Perennials

Ornamental Grasses for the Garden

Gardeners today want exciting plants that are easy to maintain, drought-tolerant, low cost, and deer-resistant. Impossible? Ornamental grasses meet those requirements and feature ease of establishment, unusual textures, and movement, plus many of these provide winter interest, too.

The following varieties have been successful in my garden:

'Golden Chain'

'Golden Chain'

‘Golden Chain’ Giant Reed (Arundo donax) resembles corn stalks, a dramatic effect in the back of a sunny border. While the species spreads and can reach 12 feet, a new, variegated variety, ‘Golden Chain’ has gold and green stripes and is more behaved at 5-6 feet.

 

Carex 'Silk Tassel'

Carex 'Silk Tassel'

 

Sedge or Carex is a low growing group (less than 12 inches) for part-shade with insignificant seed heads in spring.  Use these for their foliage as specimens in containers or in groupings in front of a border.
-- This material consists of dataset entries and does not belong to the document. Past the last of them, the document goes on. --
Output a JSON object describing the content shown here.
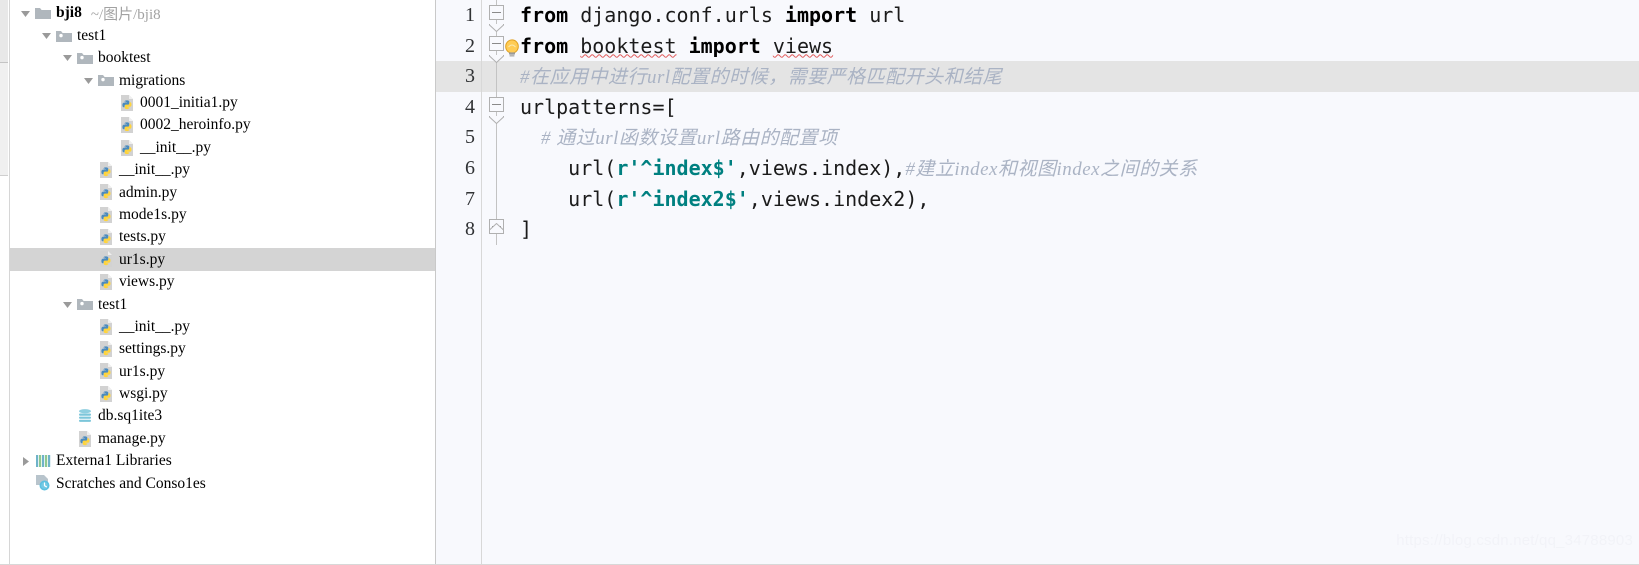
{
  "window": {
    "watermark": "https://blog.csdn.net/qq_34788903"
  },
  "project_panel": {
    "name": "project-tree",
    "tree": [
      {
        "label": "bji8",
        "path": "~/图片/bji8",
        "icon": "folder-icon",
        "indent": 0,
        "twisty": "down",
        "bold": true,
        "selected": false
      },
      {
        "label": "test1",
        "path": "",
        "icon": "module-folder-icon",
        "indent": 1,
        "twisty": "down",
        "bold": false,
        "selected": false
      },
      {
        "label": "booktest",
        "path": "",
        "icon": "module-folder-icon",
        "indent": 2,
        "twisty": "down",
        "bold": false,
        "selected": false
      },
      {
        "label": "migrations",
        "path": "",
        "icon": "module-folder-icon",
        "indent": 3,
        "twisty": "down",
        "bold": false,
        "selected": false
      },
      {
        "label": "0001_initia1.py",
        "path": "",
        "icon": "python-file-icon",
        "indent": 4,
        "twisty": "none",
        "bold": false,
        "selected": false
      },
      {
        "label": "0002_heroinfo.py",
        "path": "",
        "icon": "python-file-icon",
        "indent": 4,
        "twisty": "none",
        "bold": false,
        "selected": false
      },
      {
        "label": "__init__.py",
        "path": "",
        "icon": "python-file-icon",
        "indent": 4,
        "twisty": "none",
        "bold": false,
        "selected": false
      },
      {
        "label": "__init__.py",
        "path": "",
        "icon": "python-file-icon",
        "indent": 3,
        "twisty": "none",
        "bold": false,
        "selected": false
      },
      {
        "label": "admin.py",
        "path": "",
        "icon": "python-file-icon",
        "indent": 3,
        "twisty": "none",
        "bold": false,
        "selected": false
      },
      {
        "label": "mode1s.py",
        "path": "",
        "icon": "python-file-icon",
        "indent": 3,
        "twisty": "none",
        "bold": false,
        "selected": false
      },
      {
        "label": "tests.py",
        "path": "",
        "icon": "python-file-icon",
        "indent": 3,
        "twisty": "none",
        "bold": false,
        "selected": false
      },
      {
        "label": "ur1s.py",
        "path": "",
        "icon": "python-file-icon",
        "indent": 3,
        "twisty": "none",
        "bold": false,
        "selected": true
      },
      {
        "label": "views.py",
        "path": "",
        "icon": "python-file-icon",
        "indent": 3,
        "twisty": "none",
        "bold": false,
        "selected": false
      },
      {
        "label": "test1",
        "path": "",
        "icon": "module-folder-icon",
        "indent": 2,
        "twisty": "down",
        "bold": false,
        "selected": false
      },
      {
        "label": "__init__.py",
        "path": "",
        "icon": "python-file-icon",
        "indent": 3,
        "twisty": "none",
        "bold": false,
        "selected": false
      },
      {
        "label": "settings.py",
        "path": "",
        "icon": "python-file-icon",
        "indent": 3,
        "twisty": "none",
        "bold": false,
        "selected": false
      },
      {
        "label": "ur1s.py",
        "path": "",
        "icon": "python-file-icon",
        "indent": 3,
        "twisty": "none",
        "bold": false,
        "selected": false
      },
      {
        "label": "wsgi.py",
        "path": "",
        "icon": "python-file-icon",
        "indent": 3,
        "twisty": "none",
        "bold": false,
        "selected": false
      },
      {
        "label": "db.sq1ite3",
        "path": "",
        "icon": "database-icon",
        "indent": 2,
        "twisty": "none",
        "bold": false,
        "selected": false
      },
      {
        "label": "manage.py",
        "path": "",
        "icon": "python-file-icon",
        "indent": 2,
        "twisty": "none",
        "bold": false,
        "selected": false
      },
      {
        "label": "Externa1 Libraries",
        "path": "",
        "icon": "libraries-icon",
        "indent": 0,
        "twisty": "right",
        "bold": false,
        "selected": false
      },
      {
        "label": "Scratches and Conso1es",
        "path": "",
        "icon": "scratches-icon",
        "indent": 0,
        "twisty": "none",
        "bold": false,
        "selected": false
      }
    ]
  },
  "editor": {
    "name": "code-editor",
    "language": "python",
    "current_line": 3,
    "line_numbers": [
      "1",
      "2",
      "3",
      "4",
      "5",
      "6",
      "7",
      "8"
    ],
    "fold_markers": [
      {
        "line": 1,
        "type": "down"
      },
      {
        "line": 2,
        "type": "down"
      },
      {
        "line": 4,
        "type": "down"
      },
      {
        "line": 8,
        "type": "up"
      }
    ],
    "intention_bulb": {
      "line": 2,
      "icon": "lightbulb-icon"
    },
    "lines": [
      {
        "n": 1,
        "tokens": [
          {
            "t": "from ",
            "cls": "kw"
          },
          {
            "t": "django.conf.urls",
            "cls": "plain"
          },
          {
            "t": " import ",
            "cls": "kw"
          },
          {
            "t": "url",
            "cls": "plain"
          }
        ]
      },
      {
        "n": 2,
        "tokens": [
          {
            "t": "from ",
            "cls": "kw"
          },
          {
            "t": "booktest",
            "cls": "plain wavy-err"
          },
          {
            "t": " import ",
            "cls": "kw"
          },
          {
            "t": "views",
            "cls": "plain wavy-err"
          }
        ]
      },
      {
        "n": 3,
        "tokens": [
          {
            "t": "#在应用中进行url配置的时候，需要严格匹配开头和结尾",
            "cls": "comment-cn"
          }
        ]
      },
      {
        "n": 4,
        "tokens": [
          {
            "t": "urlpatterns=[",
            "cls": "plain"
          }
        ]
      },
      {
        "n": 5,
        "tokens": [
          {
            "t": "    # 通过url函数设置url路由的配置项",
            "cls": "comment-cn"
          }
        ]
      },
      {
        "n": 6,
        "tokens": [
          {
            "t": "    url(",
            "cls": "plain"
          },
          {
            "t": "r'^index$'",
            "cls": "str"
          },
          {
            "t": ",views.index),",
            "cls": "plain"
          },
          {
            "t": "#建立index和视图index之间的关系",
            "cls": "comment-cn"
          }
        ]
      },
      {
        "n": 7,
        "tokens": [
          {
            "t": "    url(",
            "cls": "plain"
          },
          {
            "t": "r'^index2$'",
            "cls": "str"
          },
          {
            "t": ",views.index2),",
            "cls": "plain"
          }
        ]
      },
      {
        "n": 8,
        "tokens": [
          {
            "t": "]",
            "cls": "plain"
          }
        ]
      }
    ]
  },
  "colors": {
    "editor_background": "#f8f9fd",
    "current_line_highlight": "#e4e4e4",
    "tree_selection": "#d4d4d4",
    "string_literal": "#008080",
    "comment": "#aab3c4",
    "keyword": "#000000"
  }
}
A new Carex ‘Ice Ballet’ (Carex morrowii), a sport of ‘ Ice Dance’, has 12 inch green blades with a wider cream margin than its parent. It forms a dense, upright arching clump that expands slowly by rizomes.  ‘Silk Tassel’ (Carex morrowii var. temnolepis) has very fine silvery green blades performing well in semi-dry areas. The native Seersucker Sedge (Carex plantaginea) has interesting rippled leaves.

 

Dwarf Maiden Grass ‘Adagio’

Dwarf Maiden Grass ‘Adagio’

Japanese Silver Grass (Miscanthus sinensis) is a clumping grass that varies in height, blade width and color and is used as a specimen or hedge in sunny borders. Their feathery plumes look fabulous in winter gardens or in arrangements. In our warmer climate, it is best to use varieties that bloom later to discourage unwanted seed germination. Two nice cultivars are Dwarf Maiden Grass ‘Adagio’ (5 feet with blooms) with fine-textured leaves that turn burgundy in the fall and Variegated Maiden Grass ‘Morning Light’ (6 feet) with fine-textured green and white variegated blades.

 

Switchgrass ‘Northwind’

Switchgrass ‘Northwind’

Switch Grass (Panicum virgatum) is a beautiful, yet tough, upright clumping grass native to the prairies. It withstands wet or dry soils and forms delicate seed panicles mid-summer. Upright Switchgrass ‘Northwind’ (5-6 feet) has bluish-green foliage, creamy seed heads and can be used as a vertical specimen or background accent.  Dwarf Red Switchgrass ‘Cheyenne Sky’ (2 ½ to 3 feet) is a new smaller type with blue-green and burgundy foliage for specimen use or in sweeps.

 

Oriental Fountain Grass ‘Karley Rose’

Oriental Fountain Grass ‘Karley Rose’

Fountain Grass (Pennisetum) is a clumping grass with mid-summer “bottlebrush” seed heads that takes our hot humid summers. Dwarf Fountain Grass ‘Cassian’ (3 feet with summer plumes) works well as an accent or in sweeps. The foliage turns yellow with orange streaks in fall. Oriental Fountain Grass ‘Karley Rose’ (Pennisetum orientale) blooms from spring to fall with light pink bottlebrush plumes (2 feet).

 

 

'The Blues'

'The Blues'

Little Bluestem (Schizachyrium scoparium) ‘The Blues’ (3 feet) has dusty blue blades with burgundy streaks, turning copper in the fall. This prairie native for sun attracts birds and is a larval host for several butterfly species. It is stunning in sweeps or as a specimen with delicate white flowers at summer’s end.

 

Prairie Dropseed

Prairie Dropseed

Prairie Dropseed (Sporobolus heterolepis) is another prairie grass (2-3 feet) useful for massing. This fine textured silvery green mound, with delicate arching panicles displayed by mid-summer, turns copper-orange in fall.

 

 

 

 

 

Grasses can be planted from late spring through early fall. They will establish quickly, only needing to be cut back in late winter. It’s important to space your new grasses to allow room for growth. A good rule is to space grasses as far apart as they will become tall. Prepare the soil with compost to a depth twice as deep as the root ball. Set the plant into the hole so the root ball is slightly deeper than the plant was growing in its container. Fill the hole with water. Fill the hole with soil. Water again.  Keep watered (one inch per week) until the plant is established. Add a slow release fertilizer in the spring.

Plant now and add some new excitement to your landscape.

 

Photos courtesy of Joann Currier
Joann Currier gardens near Chapel Hill and is the owner of The Unique Plant, a specialty nursery.  You can reach her at uniqueplant@nc.rr.com.